This is the second lecture I gave at a Games+Learning+Society conference (in this case, GLS 2006). My first presentation, at the 2005 GLS,
which was something of a close reading of Metroid, was unfortunately not record, and so lost to the sands of time.
Prior to giving this lecture, I had been thinking a lot about how choice plays out in games, and the funny ways we talk about it. I remember distinctly
that all our advertising copy for Take No Prisoners, back in 1997, was emphatic in emphasizing the numbers involved with our game: 12 weapons, 23 items, 3 vehicles, and so on. And
even then, I remember thinking that it really felt like it had no meaningful connection to how it felt to play the game. The number of choices seems weirdly disconnected
with the moment to moment choices players were actually making in the game. Over time, I noticed this kind of pattern repeating, and many more like it. Our language
about choice in games is peculiar.
I had also, not too longer before, read the Paradox of Choice, by Barry Schwartz, and it pretty clearly influenced my thinking here. It's a good book, by the way.
It made me much more aware of counterfactuals and satisficing.
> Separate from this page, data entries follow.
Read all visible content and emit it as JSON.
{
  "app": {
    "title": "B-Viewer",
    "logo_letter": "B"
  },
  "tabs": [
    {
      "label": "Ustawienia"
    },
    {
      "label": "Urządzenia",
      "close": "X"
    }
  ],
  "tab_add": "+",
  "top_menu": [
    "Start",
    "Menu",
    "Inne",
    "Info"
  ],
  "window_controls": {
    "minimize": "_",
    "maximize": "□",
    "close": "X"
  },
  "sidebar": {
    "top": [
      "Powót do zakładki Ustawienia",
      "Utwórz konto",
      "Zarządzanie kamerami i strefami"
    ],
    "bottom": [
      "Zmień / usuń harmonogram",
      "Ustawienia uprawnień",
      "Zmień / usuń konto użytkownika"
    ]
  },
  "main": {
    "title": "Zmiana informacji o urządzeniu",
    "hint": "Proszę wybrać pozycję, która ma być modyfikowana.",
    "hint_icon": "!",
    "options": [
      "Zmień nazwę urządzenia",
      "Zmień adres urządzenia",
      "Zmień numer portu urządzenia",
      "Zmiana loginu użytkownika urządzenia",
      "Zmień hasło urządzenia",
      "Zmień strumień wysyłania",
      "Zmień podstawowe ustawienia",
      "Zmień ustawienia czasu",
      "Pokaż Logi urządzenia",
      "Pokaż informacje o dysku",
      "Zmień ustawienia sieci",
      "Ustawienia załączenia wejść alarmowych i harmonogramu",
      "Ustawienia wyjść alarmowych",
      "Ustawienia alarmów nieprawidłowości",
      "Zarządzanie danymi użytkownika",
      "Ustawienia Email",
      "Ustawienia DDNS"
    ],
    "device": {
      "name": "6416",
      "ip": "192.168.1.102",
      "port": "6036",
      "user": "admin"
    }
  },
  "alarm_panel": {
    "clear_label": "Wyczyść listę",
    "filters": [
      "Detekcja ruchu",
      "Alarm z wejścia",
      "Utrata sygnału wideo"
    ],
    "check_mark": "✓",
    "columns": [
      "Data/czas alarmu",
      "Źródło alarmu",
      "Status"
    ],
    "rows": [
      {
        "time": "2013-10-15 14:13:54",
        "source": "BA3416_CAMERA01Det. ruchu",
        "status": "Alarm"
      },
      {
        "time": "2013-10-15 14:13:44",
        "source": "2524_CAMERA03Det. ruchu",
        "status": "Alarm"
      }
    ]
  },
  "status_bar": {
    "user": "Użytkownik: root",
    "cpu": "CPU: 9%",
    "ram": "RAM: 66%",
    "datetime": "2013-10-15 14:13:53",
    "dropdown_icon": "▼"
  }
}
This is definitely a bit of a glossy lecture, like such things tend to be, but I think I make at least a few interesting points.